- Work instruction:
A verbatim copy of all entries is the expected output.

Items from a data source
• • • • • • •

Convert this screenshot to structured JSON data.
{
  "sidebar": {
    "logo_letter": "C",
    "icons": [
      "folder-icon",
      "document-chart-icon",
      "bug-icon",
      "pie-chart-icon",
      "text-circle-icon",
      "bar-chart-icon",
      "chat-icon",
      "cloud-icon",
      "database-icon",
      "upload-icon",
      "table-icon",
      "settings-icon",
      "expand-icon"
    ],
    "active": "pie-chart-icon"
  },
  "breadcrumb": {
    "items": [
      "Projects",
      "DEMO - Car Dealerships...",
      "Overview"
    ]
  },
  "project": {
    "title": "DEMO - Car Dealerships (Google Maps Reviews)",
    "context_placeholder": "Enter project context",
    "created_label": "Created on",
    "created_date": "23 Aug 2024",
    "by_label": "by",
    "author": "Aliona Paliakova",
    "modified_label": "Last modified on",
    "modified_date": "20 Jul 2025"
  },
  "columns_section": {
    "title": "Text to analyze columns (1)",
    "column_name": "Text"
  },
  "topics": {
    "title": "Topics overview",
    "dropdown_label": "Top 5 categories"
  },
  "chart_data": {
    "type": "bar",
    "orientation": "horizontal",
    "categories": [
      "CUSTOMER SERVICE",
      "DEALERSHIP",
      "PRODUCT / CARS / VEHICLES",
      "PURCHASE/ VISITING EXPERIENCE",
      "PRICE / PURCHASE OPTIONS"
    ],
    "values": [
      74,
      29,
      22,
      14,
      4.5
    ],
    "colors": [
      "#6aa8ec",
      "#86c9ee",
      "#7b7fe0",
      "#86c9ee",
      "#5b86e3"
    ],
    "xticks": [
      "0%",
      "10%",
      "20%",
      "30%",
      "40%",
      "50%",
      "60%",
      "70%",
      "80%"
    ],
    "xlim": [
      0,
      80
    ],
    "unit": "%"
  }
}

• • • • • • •

- Expected answer:
Convert this screenshot to structured JSON data.
{
  "sidebar": {
    "logo_letter": "C",
    "icons": [
      "folder-icon",
      "document-chart-icon",
      "bug-icon",
      "pie-chart-icon",
      "text-circle-icon",
      "bar-chart-icon",
      "chat-icon",
      "cloud-icon",
      "database-icon",
      "upload-icon",
      "table-icon",
      "settings-icon",
      "expand-icon"
    ],
    "active": "pie-chart-icon"
  },
  "breadcrumb": {
    "items": [
      "Projects",
      "DEMO - Car Dealerships...",
      "Overview"
    ]
  },
  "project": {
    "title": "DEMO - Car Dealerships (Google Maps Reviews)",
    "context_placeholder": "Enter project context",
    "created_label": "Created on",
    "created_date": "23 Aug 2024",
    "by_label": "by",
    "author": "Aliona Paliakova",
    "modified_label": "Last modified on",
    "modified_date": "20 Jul 2025"
  },
  "columns_section": {
    "title": "Text to analyze columns (1)",
    "column_name": "Text"
  },
  "topics": {
    "title": "Topics overview",
    "dropdown_label": "Top 5 categories"
  },
  "chart_data": {
    "type": "bar",
    "orientation": "horizontal",
    "categories": [
      "CUSTOMER SERVICE",
      "DEALERSHIP",
      "PRODUCT / CARS / VEHICLES",
      "PURCHASE/ VISITING EXPERIENCE",
      "PRICE / PURCHASE OPTIONS"
    ],
    "values": [
      74,
      29,
      22,
      14,
      4.5
    ],
    "colors": [
      "#6aa8ec",
      "#86c9ee",
      "#7b7fe0",
      "#86c9ee",
      "#5b86e3"
    ],
    "xticks": [
      "0%",
      "10%",
      "20%",
      "30%",
      "40%",
      "50%",
      "60%",
      "70%",
      "80%"
    ],
    "xlim": [
      0,
      80
    ],
    "unit": "%"
  }
}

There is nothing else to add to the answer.